This Week on Galileo
23 Apr 2001
(Source: Jet Propulsion Laboratory)
This week sees the continuation of the set of instrument calibrations that began on Sunday. On Monday, the Near Infrared Mapping Spectrometer (NIMS) views a calibration plate mounted on the spacecraft. Since NIMS is sensitive to thermal emissions (heat), this Radiometric Calibration Target plate is warmed to a known temperature, and the instrument measures the signal it sees. By comparing the signal from this known source with those from observations of Jupiter's atmosphere or of the surfaces of the satellites, scientists can determine the correct temperatures of those features.
The Solid State Imaging camera (SSI), which imaged Saturn on Sunday, today views its largest satellite Titan. The observations are made through three filters that are sensitive to wavelengths of light characteristic of absorption by methane gas.
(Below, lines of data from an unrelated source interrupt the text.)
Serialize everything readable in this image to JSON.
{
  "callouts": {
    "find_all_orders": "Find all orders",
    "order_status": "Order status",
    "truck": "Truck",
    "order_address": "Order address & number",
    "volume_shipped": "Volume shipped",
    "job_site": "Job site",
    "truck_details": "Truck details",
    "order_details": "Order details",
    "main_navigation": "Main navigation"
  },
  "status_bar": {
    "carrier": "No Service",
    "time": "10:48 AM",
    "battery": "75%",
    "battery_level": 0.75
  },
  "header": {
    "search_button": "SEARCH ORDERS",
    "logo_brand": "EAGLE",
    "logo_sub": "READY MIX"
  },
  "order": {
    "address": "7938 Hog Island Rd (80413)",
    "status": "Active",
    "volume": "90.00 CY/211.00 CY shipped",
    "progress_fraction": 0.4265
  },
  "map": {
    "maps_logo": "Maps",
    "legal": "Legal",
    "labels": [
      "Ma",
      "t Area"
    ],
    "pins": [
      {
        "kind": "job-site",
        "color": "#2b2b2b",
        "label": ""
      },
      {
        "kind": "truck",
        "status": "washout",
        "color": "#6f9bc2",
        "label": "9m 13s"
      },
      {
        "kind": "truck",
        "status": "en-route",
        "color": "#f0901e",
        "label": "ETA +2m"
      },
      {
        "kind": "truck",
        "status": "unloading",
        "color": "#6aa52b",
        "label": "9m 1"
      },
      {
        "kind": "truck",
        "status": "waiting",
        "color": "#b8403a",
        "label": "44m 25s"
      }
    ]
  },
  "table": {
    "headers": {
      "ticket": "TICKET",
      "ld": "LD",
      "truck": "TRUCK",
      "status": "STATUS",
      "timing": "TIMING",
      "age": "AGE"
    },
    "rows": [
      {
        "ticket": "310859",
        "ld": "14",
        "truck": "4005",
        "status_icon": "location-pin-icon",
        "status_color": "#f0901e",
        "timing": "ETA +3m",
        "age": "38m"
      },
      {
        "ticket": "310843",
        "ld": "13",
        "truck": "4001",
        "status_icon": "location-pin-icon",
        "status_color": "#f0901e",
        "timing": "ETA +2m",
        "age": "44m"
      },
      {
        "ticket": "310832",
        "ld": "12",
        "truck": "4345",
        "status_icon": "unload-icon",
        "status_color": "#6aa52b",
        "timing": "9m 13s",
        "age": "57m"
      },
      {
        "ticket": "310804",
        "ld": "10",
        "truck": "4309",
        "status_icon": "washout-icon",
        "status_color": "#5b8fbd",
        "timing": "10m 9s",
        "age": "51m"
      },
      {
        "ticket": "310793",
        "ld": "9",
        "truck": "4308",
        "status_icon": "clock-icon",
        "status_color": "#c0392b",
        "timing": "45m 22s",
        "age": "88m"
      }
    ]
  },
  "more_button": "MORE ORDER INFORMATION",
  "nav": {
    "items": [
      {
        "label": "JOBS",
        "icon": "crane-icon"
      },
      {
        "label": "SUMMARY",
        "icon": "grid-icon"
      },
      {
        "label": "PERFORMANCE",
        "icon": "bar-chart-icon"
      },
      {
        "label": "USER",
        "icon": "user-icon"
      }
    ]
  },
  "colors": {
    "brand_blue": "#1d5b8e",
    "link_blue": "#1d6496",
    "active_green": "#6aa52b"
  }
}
Since both Saturn and Titan have prominent methane atmospheres, these bodies make excellent calibration targets.
Following these activities, Galileo will be turned approximately nine degrees so that the spin axis of the spacecraft will be pointed directly at the Sun. This allows the Sun to shine directly on another calibration plate on the spacecraft, the Photometric Calibration Target. When this plate is evenly illuminated, and not shadowed by any other parts of the spacecraft, nor varying in brightness as the spacecraft spins, both NIMS and SSI can view a flat field of known, uniform intensity. This allows the instruments to determine if their sensitivities vary across their respective fields of view, or have changed since the last calibration of this type in 1997.
This is the last time in the mission that we plan on calibrating SSI and NIMS in this way. These measurements will be stored on the spacecraft tape recorder. Late Monday night playback of the data will begin, and this will continue over the next month, completing prior to the next flyby of Callisto near the end of May.
After the calibrations are complete, the spacecraft is again turned to point the communications antenna towards Earth. Then a special engineering test of the SSI electronics will be done. During the last encounter with Ganymede in December of 2000, there were several times when an intermittent problem in the instrument electronics saturated the signal received from the imaging CCD sensor. This had the same effect as shining a bright light into the camera, washing out the pictures taken. Tests have shown that turning the instrument power off and on again clears up the problem. However, when the instrument is turned off, the software that governs the camera operations must be reloaded into its computer memory. This test exercises a new technique to reload that software more quickly and using fewer commands. This technique will make it easier to restore camera operations if the problem should recur.
For more information on the Galileo spacecraft and its mission to Jupiter, please visit the Galileo home page at one of the following URL's: